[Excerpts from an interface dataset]

──────

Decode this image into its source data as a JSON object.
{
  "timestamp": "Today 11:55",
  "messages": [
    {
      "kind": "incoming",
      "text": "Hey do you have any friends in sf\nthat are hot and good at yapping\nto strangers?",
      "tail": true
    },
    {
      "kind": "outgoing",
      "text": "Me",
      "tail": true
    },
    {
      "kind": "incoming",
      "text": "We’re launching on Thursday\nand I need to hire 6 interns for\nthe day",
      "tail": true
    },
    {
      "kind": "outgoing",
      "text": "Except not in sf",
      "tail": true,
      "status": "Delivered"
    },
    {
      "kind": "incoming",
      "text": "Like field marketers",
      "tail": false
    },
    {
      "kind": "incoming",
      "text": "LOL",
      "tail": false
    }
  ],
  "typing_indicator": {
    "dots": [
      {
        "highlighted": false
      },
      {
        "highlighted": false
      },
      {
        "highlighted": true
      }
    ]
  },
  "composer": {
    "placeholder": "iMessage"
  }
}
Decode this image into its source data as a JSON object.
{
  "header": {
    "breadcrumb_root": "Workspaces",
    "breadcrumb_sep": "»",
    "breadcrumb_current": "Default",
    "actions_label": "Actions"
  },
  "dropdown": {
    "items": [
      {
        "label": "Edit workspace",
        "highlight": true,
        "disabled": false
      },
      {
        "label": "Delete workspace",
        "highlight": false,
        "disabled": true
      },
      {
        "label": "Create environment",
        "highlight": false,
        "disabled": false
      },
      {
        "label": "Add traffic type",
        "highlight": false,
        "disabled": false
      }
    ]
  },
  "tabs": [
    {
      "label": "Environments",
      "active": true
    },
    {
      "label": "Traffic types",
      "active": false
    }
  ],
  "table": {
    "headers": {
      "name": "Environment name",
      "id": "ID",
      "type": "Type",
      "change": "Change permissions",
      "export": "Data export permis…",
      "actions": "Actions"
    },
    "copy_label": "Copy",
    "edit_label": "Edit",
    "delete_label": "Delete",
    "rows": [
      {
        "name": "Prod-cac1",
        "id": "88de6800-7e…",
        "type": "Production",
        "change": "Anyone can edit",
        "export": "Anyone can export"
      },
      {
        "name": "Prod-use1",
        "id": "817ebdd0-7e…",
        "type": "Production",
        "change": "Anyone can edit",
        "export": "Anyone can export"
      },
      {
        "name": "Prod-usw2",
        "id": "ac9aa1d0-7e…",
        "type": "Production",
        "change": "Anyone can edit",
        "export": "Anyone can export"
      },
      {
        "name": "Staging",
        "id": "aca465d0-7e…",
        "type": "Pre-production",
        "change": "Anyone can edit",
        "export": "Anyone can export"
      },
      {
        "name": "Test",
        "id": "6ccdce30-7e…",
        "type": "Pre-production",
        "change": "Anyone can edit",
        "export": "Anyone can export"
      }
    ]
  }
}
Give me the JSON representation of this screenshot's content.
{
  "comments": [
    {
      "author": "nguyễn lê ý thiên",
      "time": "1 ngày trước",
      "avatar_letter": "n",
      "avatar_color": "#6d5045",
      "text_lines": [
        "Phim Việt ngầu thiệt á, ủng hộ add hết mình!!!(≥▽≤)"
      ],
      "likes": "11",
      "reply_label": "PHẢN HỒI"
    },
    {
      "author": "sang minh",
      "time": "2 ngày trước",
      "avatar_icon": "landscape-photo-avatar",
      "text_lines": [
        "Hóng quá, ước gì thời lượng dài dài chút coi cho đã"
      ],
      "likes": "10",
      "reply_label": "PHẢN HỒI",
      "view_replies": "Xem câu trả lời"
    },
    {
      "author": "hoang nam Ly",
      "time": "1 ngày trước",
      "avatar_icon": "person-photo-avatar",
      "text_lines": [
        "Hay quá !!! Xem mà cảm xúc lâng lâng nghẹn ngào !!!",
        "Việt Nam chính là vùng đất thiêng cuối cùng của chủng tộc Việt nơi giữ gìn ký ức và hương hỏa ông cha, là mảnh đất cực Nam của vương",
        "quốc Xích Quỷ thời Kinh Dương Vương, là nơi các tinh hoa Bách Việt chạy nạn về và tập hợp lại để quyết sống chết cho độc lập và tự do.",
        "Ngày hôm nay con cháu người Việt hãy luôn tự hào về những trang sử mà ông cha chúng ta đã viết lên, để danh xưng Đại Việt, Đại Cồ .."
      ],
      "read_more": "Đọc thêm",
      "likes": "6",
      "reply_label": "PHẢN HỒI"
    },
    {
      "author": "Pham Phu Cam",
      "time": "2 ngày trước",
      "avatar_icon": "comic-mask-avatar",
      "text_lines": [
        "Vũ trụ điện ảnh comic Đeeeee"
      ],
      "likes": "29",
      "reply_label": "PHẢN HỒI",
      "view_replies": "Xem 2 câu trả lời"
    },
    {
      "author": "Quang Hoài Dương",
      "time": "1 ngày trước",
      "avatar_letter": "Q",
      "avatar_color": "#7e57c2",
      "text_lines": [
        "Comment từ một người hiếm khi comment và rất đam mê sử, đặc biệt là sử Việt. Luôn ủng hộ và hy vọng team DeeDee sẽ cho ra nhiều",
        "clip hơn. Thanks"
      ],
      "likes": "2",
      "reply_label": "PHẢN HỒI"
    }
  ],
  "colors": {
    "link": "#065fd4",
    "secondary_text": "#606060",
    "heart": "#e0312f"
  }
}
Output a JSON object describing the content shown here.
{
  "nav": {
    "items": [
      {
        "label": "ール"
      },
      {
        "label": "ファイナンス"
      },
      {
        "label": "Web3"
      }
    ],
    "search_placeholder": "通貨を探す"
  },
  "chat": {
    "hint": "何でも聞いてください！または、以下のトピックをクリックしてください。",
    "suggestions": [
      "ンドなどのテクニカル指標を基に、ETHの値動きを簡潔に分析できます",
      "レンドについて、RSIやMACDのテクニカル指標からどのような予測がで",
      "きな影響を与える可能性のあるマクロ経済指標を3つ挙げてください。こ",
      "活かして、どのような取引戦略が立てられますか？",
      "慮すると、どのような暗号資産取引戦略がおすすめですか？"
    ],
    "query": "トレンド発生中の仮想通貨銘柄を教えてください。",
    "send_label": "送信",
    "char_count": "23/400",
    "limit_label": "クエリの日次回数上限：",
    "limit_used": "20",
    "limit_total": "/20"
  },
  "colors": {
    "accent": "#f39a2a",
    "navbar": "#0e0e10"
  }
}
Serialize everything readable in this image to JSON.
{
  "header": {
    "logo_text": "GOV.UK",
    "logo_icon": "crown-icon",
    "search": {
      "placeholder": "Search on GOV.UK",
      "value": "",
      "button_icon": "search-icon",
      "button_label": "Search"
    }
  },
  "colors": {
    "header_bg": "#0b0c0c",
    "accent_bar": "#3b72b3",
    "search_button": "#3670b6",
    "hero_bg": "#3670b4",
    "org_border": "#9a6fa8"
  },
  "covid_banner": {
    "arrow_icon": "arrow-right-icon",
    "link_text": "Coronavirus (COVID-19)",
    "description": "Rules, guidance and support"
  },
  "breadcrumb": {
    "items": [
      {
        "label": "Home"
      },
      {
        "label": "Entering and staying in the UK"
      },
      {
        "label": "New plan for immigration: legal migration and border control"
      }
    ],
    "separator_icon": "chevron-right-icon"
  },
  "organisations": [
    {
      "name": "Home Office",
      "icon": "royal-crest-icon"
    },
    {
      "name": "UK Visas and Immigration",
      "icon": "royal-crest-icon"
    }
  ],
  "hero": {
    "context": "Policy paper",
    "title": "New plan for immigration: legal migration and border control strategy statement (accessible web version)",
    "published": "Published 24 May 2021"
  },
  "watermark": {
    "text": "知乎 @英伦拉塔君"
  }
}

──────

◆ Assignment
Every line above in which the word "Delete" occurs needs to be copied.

◆ Response
        "label": "Delete workspace",
    "delete_label": "Delete",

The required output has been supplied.